An exact copy of the records is required, minus the pictures they hold.

(Website and app data records)
BEGIN

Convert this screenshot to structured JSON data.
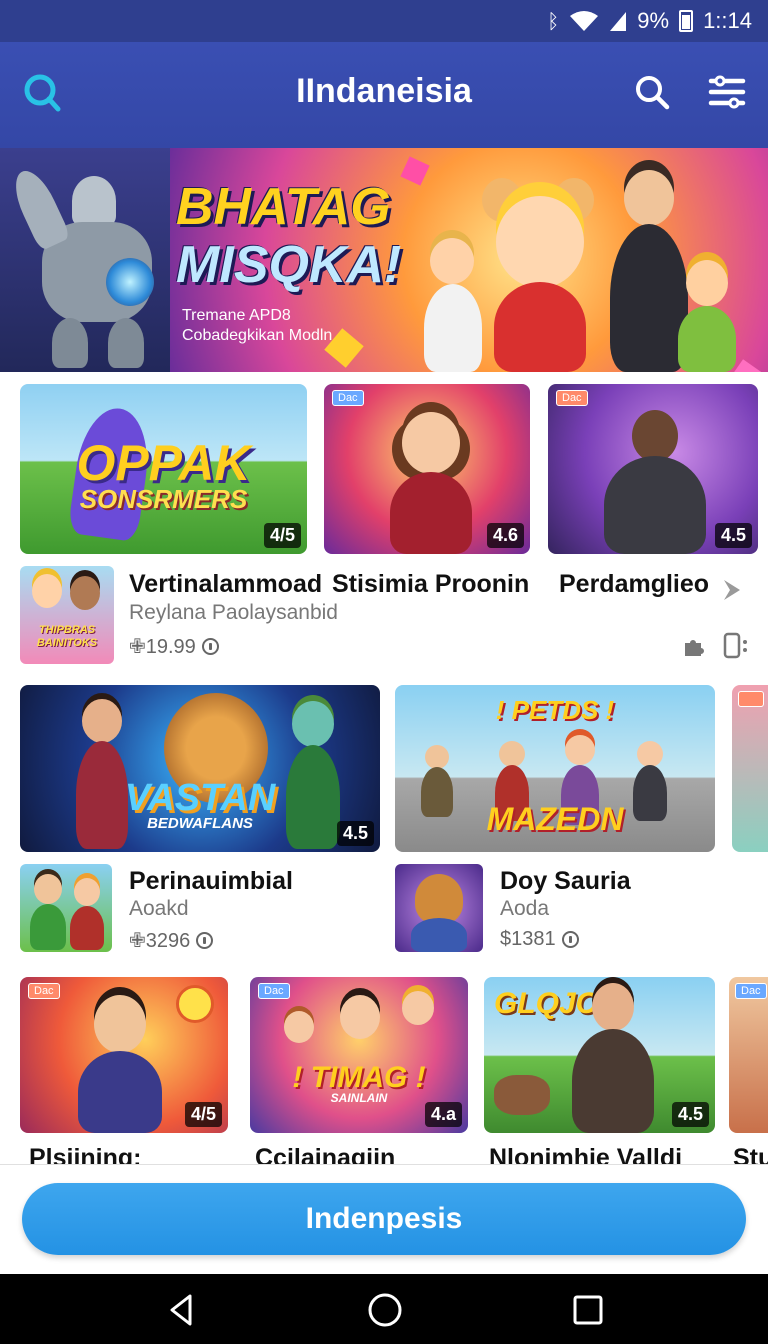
{
  "status_bar": {
    "battery": "9%",
    "time": "1::14",
    "icons": [
      "bluetooth-icon",
      "wifi-icon",
      "signal-icon",
      "battery-icon"
    ]
  },
  "app_bar": {
    "title": "IIndaneisia",
    "logo_icon": "app-logo-icon",
    "search_icon": "search-icon",
    "menu_icon": "menu-icon"
  },
  "banner": {
    "title_line1": "BHATAG",
    "title_line2": "MISQKA!",
    "subtitle_line1": "Tremane APD8",
    "subtitle_line2": "Cobadegkikan Modln"
  },
  "row1": {
    "tiles": [
      {
        "art_line1": "OPPAK",
        "art_line2": "SONSRMERS",
        "rating": "4/5"
      },
      {
        "tag": "Dac",
        "rating": "4.6"
      },
      {
        "tag": "Dac",
        "rating": "4.5"
      }
    ],
    "featured": {
      "thumb_text": "THIPBRAS BAINITOKS",
      "names": [
        "Vertinalammoad",
        "Stisimia Proonin",
        "Perdamglieo"
      ],
      "subtitle": "Reylana Paolaysanbid",
      "price": "✙19.99"
    }
  },
  "row2": {
    "tiles": [
      {
        "art_line1": "VASTAN",
        "art_line2": "BEDWAFLANS",
        "rating": "4.5"
      },
      {
        "art_line1": "! PETDS !",
        "art_line2": "MAZEDN"
      }
    ],
    "items": [
      {
        "name": "Perinauimbial",
        "subtitle": "Aoakd",
        "price": "✙3296"
      },
      {
        "name": "Doy Sauria",
        "subtitle": "Aoda",
        "price": "$1381"
      }
    ]
  },
  "row3": {
    "tiles": [
      {
        "tag": "Dac",
        "rating": "4/5"
      },
      {
        "tag": "Dac",
        "art_line1": "! TIMAG !",
        "art_line2": "SAINLAIN",
        "rating": "4.a"
      },
      {
        "art_line1": "GLQJCS",
        "rating": "4.5"
      },
      {
        "tag": "Dac"
      }
    ],
    "names": [
      "Plsiining:",
      "Ccilainagiin",
      "Nlonimhie Valldi",
      "Stu"
    ]
  },
  "cta": {
    "label": "Indenpesis"
  },
  "nav": {
    "back_icon": "back-icon",
    "home_icon": "home-icon",
    "recents_icon": "recents-icon"
  },
  "colors": {
    "app_bar": "#3a4fb3",
    "status_bar": "#2f3f8f",
    "cta": "#2f9be9",
    "banner_title": "#ffd21f"
  }
}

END

**Answer area**
Convert this screenshot to structured JSON data.
{
  "status_bar": {
    "battery": "9%",
    "time": "1::14",
    "icons": [
      "bluetooth-icon",
      "wifi-icon",
      "signal-icon",
      "battery-icon"
    ]
  },
  "app_bar": {
    "title": "IIndaneisia",
    "logo_icon": "app-logo-icon",
    "search_icon": "search-icon",
    "menu_icon": "menu-icon"
  },
  "banner": {
    "title_line1": "BHATAG",
    "title_line2": "MISQKA!",
    "subtitle_line1": "Tremane APD8",
    "subtitle_line2": "Cobadegkikan Modln"
  },
  "row1": {
    "tiles": [
      {
        "art_line1": "OPPAK",
        "art_line2": "SONSRMERS",
        "rating": "4/5"
      },
      {
        "tag": "Dac",
        "rating": "4.6"
      },
      {
        "tag": "Dac",
        "rating": "4.5"
      }
    ],
    "featured": {
      "thumb_text": "THIPBRAS BAINITOKS",
      "names": [
        "Vertinalammoad",
        "Stisimia Proonin",
        "Perdamglieo"
      ],
      "subtitle": "Reylana Paolaysanbid",
      "price": "✙19.99"
    }
  },
  "row2": {
    "tiles": [
      {
        "art_line1": "VASTAN",
        "art_line2": "BEDWAFLANS",
        "rating": "4.5"
      },
      {
        "art_line1": "! PETDS !",
        "art_line2": "MAZEDN"
      }
    ],
    "items": [
      {
        "name": "Perinauimbial",
        "subtitle": "Aoakd",
        "price": "✙3296"
      },
      {
        "name": "Doy Sauria",
        "subtitle": "Aoda",
        "price": "$1381"
      }
    ]
  },
  "row3": {
    "tiles": [
      {
        "tag": "Dac",
        "rating": "4/5"
      },
      {
        "tag": "Dac",
        "art_line1": "! TIMAG !",
        "art_line2": "SAINLAIN",
        "rating": "4.a"
      },
      {
        "art_line1": "GLQJCS",
        "rating": "4.5"
      },
      {
        "tag": "Dac"
      }
    ],
    "names": [
      "Plsiining:",
      "Ccilainagiin",
      "Nlonimhie Valldi",
      "Stu"
    ]
  },
  "cta": {
    "label": "Indenpesis"
  },
  "nav": {
    "back_icon": "back-icon",
    "home_icon": "home-icon",
    "recents_icon": "recents-icon"
  },
  "colors": {
    "app_bar": "#3a4fb3",
    "status_bar": "#2f3f8f",
    "cta": "#2f9be9",
    "banner_title": "#ffd21f"
  }
}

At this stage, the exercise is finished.